DNA is made of molecules that serve as letters and there are little protein machines that read and copy those letters.

DNA stands for deoxyribonucleic acid. That substance IS your genes.

More specifically, DNA tells the cells of your body how to do things like a blueprint. Specifically, how to make other chemical compounds.

Collections of this material form complete “instructions”, if you will, for things like having red hair. “Red hair” is the phenotype (visual expression) of a set of DNA and we call that a gene.

Each of your cells has a long long strand of DNA in it, which stretched out is about 6 feet long (seriously).

That DNA is made up of a long chain of 4 different molecules, which get abbreviated with the letters A,G,C, and T. The order that these molecules are in on the chain stores information on how to make different proteins, which are the molecules your body uses to pretty much “do” everything cells need to do (like moving, burning sugar for energy, making hormones, digesting food, etc). I don’t think it’s useful to get into the specifics of how it stores this information, but I’ll say that proteins themselves are made of long chains of smaller molecules, and that every group of three “letters” stands for a different one of these smaller molecules.

DNA has one other amazing ability–it can replicate itself. When cells divide, it copies itself and you end up with two copies of the same strand of DNA in the two new cells. When our bodies are making sperm or eggs, they are formed in a special way where a randomly selected half of the DNA chain is put in them, which combines with the randomly selected half in the other one when a baby is conceived. This means that babies have 50/50 of their DNA from their mom and dad, but exactly which parts of it come from which parent is random.
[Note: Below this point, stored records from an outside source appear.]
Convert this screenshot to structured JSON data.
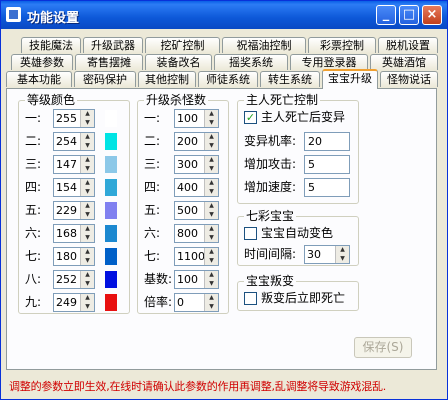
{
  "window": {
    "title": "功能设置"
  },
  "tabs": {
    "row1": [
      "技能魔法",
      "升级武器",
      "挖矿控制",
      "祝福油控制",
      "彩票控制",
      "脱机设置"
    ],
    "row2": [
      "英雄参数",
      "寄售摆摊",
      "装备改名",
      "摇奖系统",
      "专用登录器",
      "英雄酒馆"
    ],
    "row3": [
      "基本功能",
      "密码保护",
      "其他控制",
      "师徒系统",
      "转生系统",
      "宝宝升级",
      "怪物说话"
    ],
    "active": "宝宝升级"
  },
  "level_color": {
    "title": "等级颜色",
    "rows": [
      {
        "label": "一:",
        "value": "255",
        "color": "#ffffff"
      },
      {
        "label": "二:",
        "value": "254",
        "color": "#00e4e4"
      },
      {
        "label": "三:",
        "value": "147",
        "color": "#8cc8e8"
      },
      {
        "label": "四:",
        "value": "154",
        "color": "#30a8d8"
      },
      {
        "label": "五:",
        "value": "229",
        "color": "#8080f0"
      },
      {
        "label": "六:",
        "value": "168",
        "color": "#1c88d0"
      },
      {
        "label": "七:",
        "value": "180",
        "color": "#0060c8"
      },
      {
        "label": "八:",
        "value": "252",
        "color": "#0010e0"
      },
      {
        "label": "九:",
        "value": "249",
        "color": "#e81010"
      }
    ]
  },
  "kill_count": {
    "title": "升级杀怪数",
    "rows": [
      {
        "label": "一:",
        "value": "100"
      },
      {
        "label": "二:",
        "value": "200"
      },
      {
        "label": "三:",
        "value": "300"
      },
      {
        "label": "四:",
        "value": "400"
      },
      {
        "label": "五:",
        "value": "500"
      },
      {
        "label": "六:",
        "value": "800"
      },
      {
        "label": "七:",
        "value": "1100"
      },
      {
        "label": "基数:",
        "value": "100"
      },
      {
        "label": "倍率:",
        "value": "0"
      }
    ]
  },
  "master_death": {
    "title": "主人死亡控制",
    "checkbox_label": "主人死亡后变异",
    "checked": true,
    "fields": [
      {
        "label": "变异机率:",
        "value": "20"
      },
      {
        "label": "增加攻击:",
        "value": "5"
      },
      {
        "label": "增加速度:",
        "value": "5"
      }
    ]
  },
  "seven_color": {
    "title": "七彩宝宝",
    "checkbox_label": "宝宝自动变色",
    "checked": false,
    "interval_label": "时间间隔:",
    "interval_value": "30"
  },
  "rebel": {
    "title": "宝宝叛变",
    "checkbox_label": "叛变后立即死亡",
    "checked": false
  },
  "save_button": {
    "label": "保存(S)"
  },
  "status_text": "调整的参数立即生效,在线时请确认此参数的作用再调整,乱调整将导致游戏混乱."
}
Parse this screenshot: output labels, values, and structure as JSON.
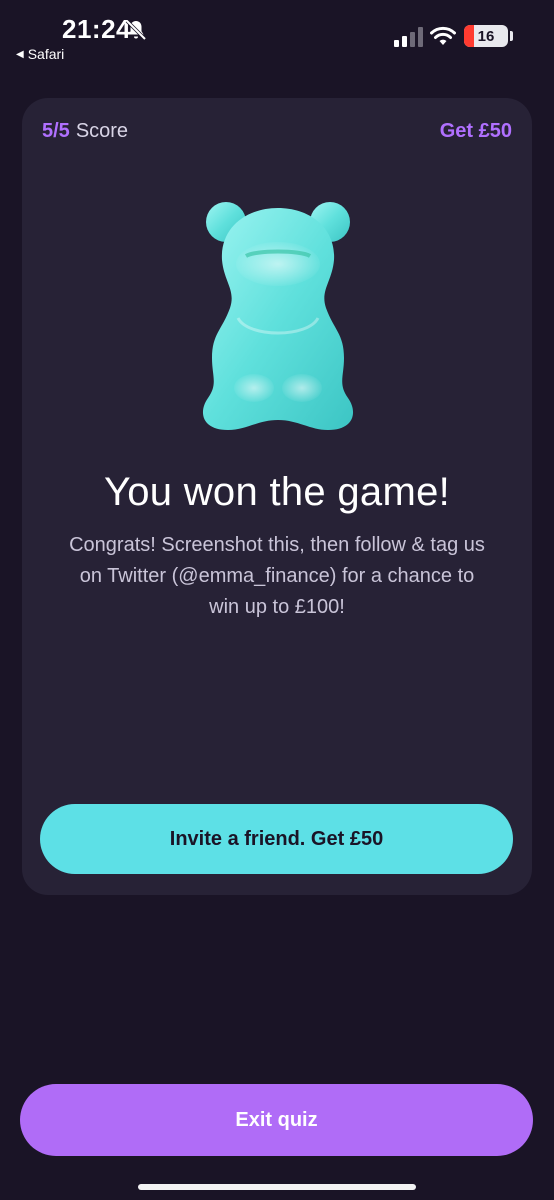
{
  "status_bar": {
    "time": "21:24",
    "back_app": "Safari",
    "battery": "16",
    "icons": [
      "bell-slash-icon",
      "signal-icon",
      "wifi-icon",
      "battery-icon"
    ]
  },
  "card": {
    "score_value": "5/5",
    "score_label": "Score",
    "reward": "Get £50",
    "image": "gummy-bear-icon",
    "title": "You won the game!",
    "body": "Congrats! Screenshot this, then follow & tag us on Twitter (@emma_finance) for a chance to win up to £100!",
    "invite_button": "Invite a friend. Get £50"
  },
  "exit_button": "Exit quiz",
  "colors": {
    "background": "#1a1426",
    "card": "#272236",
    "accent_purple": "#b070ff",
    "invite_button": "#5de0e6",
    "exit_button": "#b06cf7"
  }
}
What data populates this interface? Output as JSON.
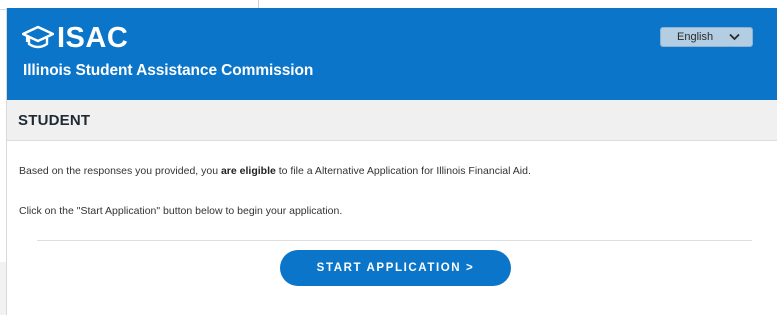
{
  "header": {
    "logo_text": "ISAC",
    "org_name": "Illinois Student Assistance Commission",
    "language_selected": "English",
    "brand_color": "#0b75c9"
  },
  "section": {
    "title": "STUDENT"
  },
  "message": {
    "line1_prefix": "Based on the responses you provided, you ",
    "line1_bold": "are eligible",
    "line1_suffix": " to file a Alternative Application for Illinois Financial Aid.",
    "line2": "Click on the \"Start Application\" button below to begin your application."
  },
  "actions": {
    "start_label": "START APPLICATION >"
  },
  "icons": {
    "logo": "graduation-cap-icon",
    "dropdown": "chevron-down-icon"
  }
}
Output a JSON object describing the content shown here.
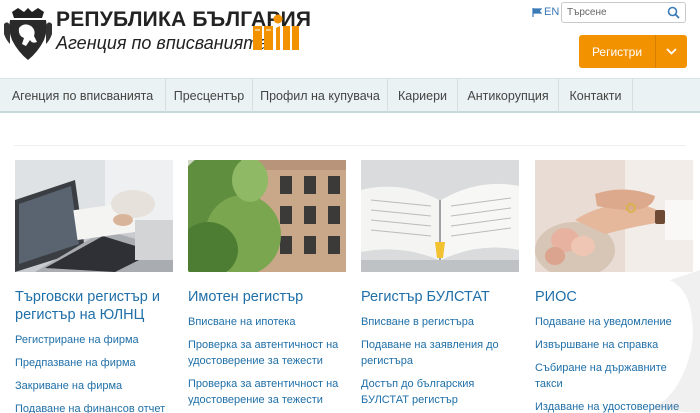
{
  "header": {
    "title_line1": "РЕПУБЛИКА БЪЛГАРИЯ",
    "title_line2": "Агенция по вписванията",
    "lang": "EN",
    "search_placeholder": "Търсене",
    "registers_button": "Регистри"
  },
  "nav": {
    "items": [
      {
        "label": "Агенция по вписванията"
      },
      {
        "label": "Пресцентър"
      },
      {
        "label": "Профил на купувача"
      },
      {
        "label": "Кариери"
      },
      {
        "label": "Антикорупция"
      },
      {
        "label": "Контакти"
      }
    ]
  },
  "cards": [
    {
      "title": "Търговски регистър и регистър на ЮЛНЦ",
      "links": [
        "Регистриране на фирма",
        "Предпазване на фирма",
        "Закриване на фирма",
        "Подаване на финансов отчет"
      ]
    },
    {
      "title": "Имотен регистър",
      "links": [
        "Вписване на ипотека",
        "Проверка за автентичност на удостоверение за тежести",
        "Проверка за автентичност на удостоверение за тежести"
      ]
    },
    {
      "title": "Регистър БУЛСТАТ",
      "links": [
        "Вписване в регистъра",
        "Подаване на заявления до регистъра",
        "Достъп до българския БУЛСТАТ регистър"
      ]
    },
    {
      "title": "РИОС",
      "links": [
        "Подаване на уведомление",
        "Извършване на справка",
        "Събиране на държавните такси",
        "Издаване на удостоверение"
      ]
    }
  ],
  "colors": {
    "accent": "#f39200",
    "link": "#1f6fa8",
    "nav_bg": "#ebf2f3"
  }
}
DNA is an information medium. You might know that the DNA molecule is shaped like a twisted ladder. The rungs of that ladder are can be made of any of four different chemicals. Those chemicals and more importantly the order they appear in is your genetic code. It’s like letters in a book. Now the DNA molecule is also something like a zipper. The two sides can be unzipped from one another and each is used as a template to build a new strand of DNA. In that way, DNA can be copied to form new cells for growth and reproduction. The next question you might ask is how is that genetic code read to express traits. Your cells contain structures called ribosome that can read RNA ( a molecule like one side of the DNA ladder) and create proteins based on the information they find. Proteins are built like Lego blocks; they can be formed piece by piece by sticking smaller molecules called amino acids together. Each set of three rungs of DNA mean a different amino acid or a special instruction like start building or stop building. So DNA holds information that ribosomes can use to build proteins. How does that determine genetic traits like hair or eye color? The pigments in your hair, eyes, and skin are all proteins. The most common pigment is a brown protein called melanin. Some people have more genes that code for melanin than others and so some people are more darkly colored. Some people have genes that changed or mutated in one of their ancestors and some of their genes no longer code for melanin. They might produce very little pigment and be blond or produce a different pigment like pheomelanine and be red-headed. Now on to the heart of the question. How do parents pass genes to their children, or why do children resemble their parents? Every one of your cells has a full set of DNA organized into structures called chromosomes. Humans have 45 chromosomes in 23 pairs. Why in pairs? Because you get one set from your mother and the other from your father. Usually when your body makes new cells, the entire set of 46 gets copied. However, if your body is making gamete cells, sperm or eggs, those cells only get one half of each pair at random. The two members of each pair can even trade parts so each resulting gamete is highly randomized and completely unique. When an egg cell is fertilized by a sperm cell all the pairs of chromosomes match up and the whole process starts over again